Two singers performed songs written before Sept. 11 that had become more relevant, they believed, since the terrorist attacks. Both said they had become almost blocked from writing anything about the attack on the World Trade Center, or on what it had done to the city and to their lives.

“It’s such a complicated and difficult personal subject,” said Elisa Peimer, who performed a song called “Hope” that she wrote two years ago with a friend, Shelly Riff. “I don’t know what I would say.”

Some writers focused their attention on emotions, others on the tiny details of time stopped short: an overturned hot dog cart covered with ash, shattered eggs from the restaurants in the World Trade Center, a spider that had until the day of the attack been living quietly, “unnoticed inside the leaves of a camellia plant on the windowsill.” Others searched for clues of meaning beyond a brutal act of murder.

“Was the yawning, lazy blue of the sky complicit?” asked Frank Tedesso in his poem “When Mohammed Came to the Mountain,” which he read accompanied by a friend on the cello.

Did starfish emerge from the ruptured socket of the sea
And swim upriver
To bear witness to the remains of names,
Naked and divided from bodies,
Piling up on the air?
The morning decomposed quickly,
Devoured by some terrible awakening
And by its own uselessness.
All this hysterical information
Swept over
And wounded logic.

Some members of the audience, who included many police officers and firefighters, said they had been drawn to the concert specifically because they were looking for new perspectives on events that have been hashed over again and again in the news media and by political leaders but that still, six months later, remain incomprehensible. Attending funerals and ceremonies beyond counting, often with the same traditional songs played over and over, has become too much to bear, said Lt. Preston Fucci of the Port Authority police. “I’m Amazing Graced out,” he said.

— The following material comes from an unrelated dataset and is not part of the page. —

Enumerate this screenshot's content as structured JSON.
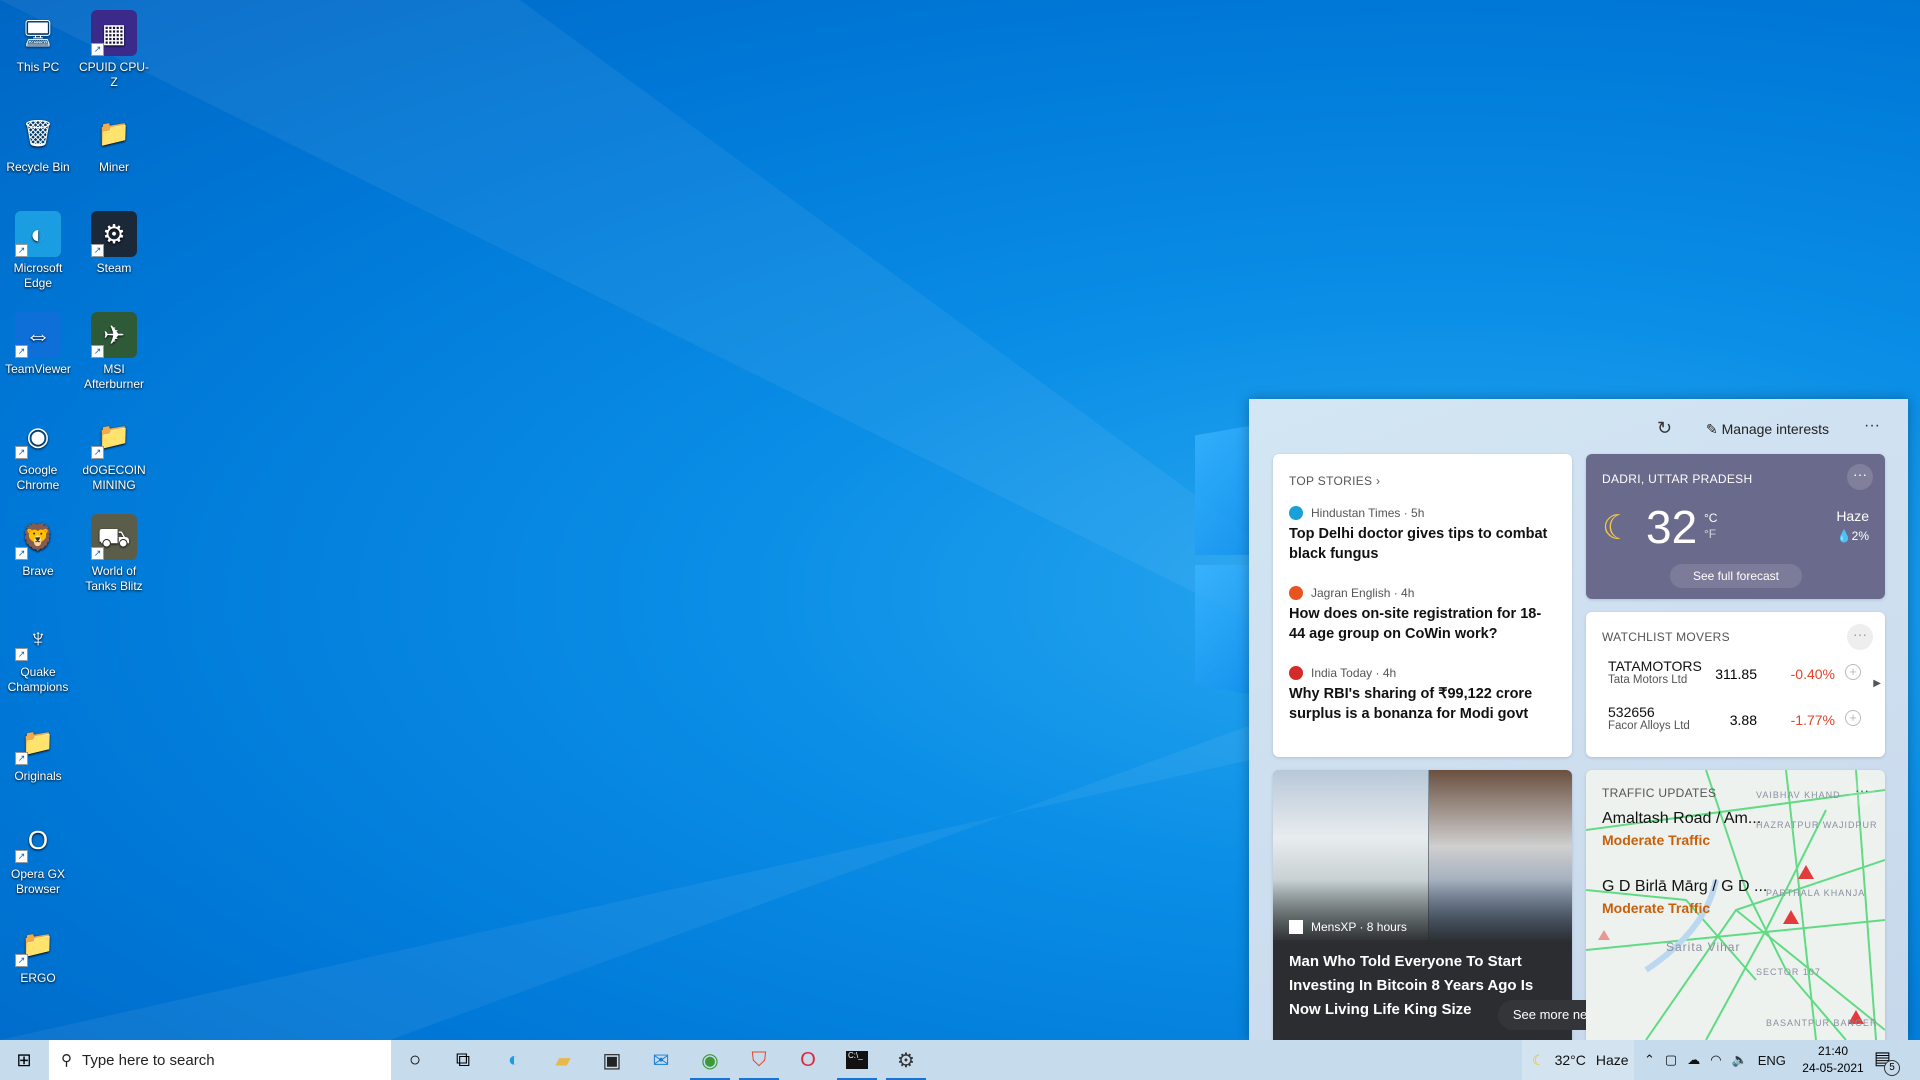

Greenwich Village is, of course, no longer the world capital for scruffy folkies the way it was a generation or two ago, when its walkup apartments were affordable to someone on a coffeehouse poet’s budget. Most of the performers on Monday live in places like Brooklyn, Queens, Staten Island and Westchester County, and most have day jobs.

But it was also clear that the old- style protest and antiestablishment songs that were the lifeblood of folk from the days of Woody Guthrie through Bob Dylan and beyond look just as dated in the world after Sept. 11 as a cold-water railroad flat.

Larry May, a 34-year-old substitute teacher from Queens, performed, for example, a song called “All American,” written with a friend, Lance Jordan, about the many virtues of a nation united, strong, and well led.

“Give our leaders strength to make the right decisions,” Mr. May sang. “We can’t ever fail armed with justice and precision.”

One of the few performers who was invited back up onto the stage for an encore was a New York City fireman, Hughie Lynch, whose song “Tomorrow,” which he wrote nearly a decade ago, has apparently become something of a Fire Department anthem. He has now performed it at more than 10 funerals, he said.

The song, written for a friend who died in a fire, is meant to express what it feels like at the front lines of a fire, and why people become firefighters.

“I turn the corner, fire’s out of control / There’s people dying—why I just don’t know,” Mr. Lynch sang. “So I reach out my hand to do all that I can so that one might live tomorrow.”

Ms. Ghent said the first time she heard the song she knew she wanted Mr. Lynch in the program. “I suddenly understood what it’s like at a fire,” she said.

Mr. Lynch said it is people’s views and feelings that have changed—the song remains the same. “Before, it was just me singing about the Fire Department,” he said.

Copyright © 2002 The New York Times Company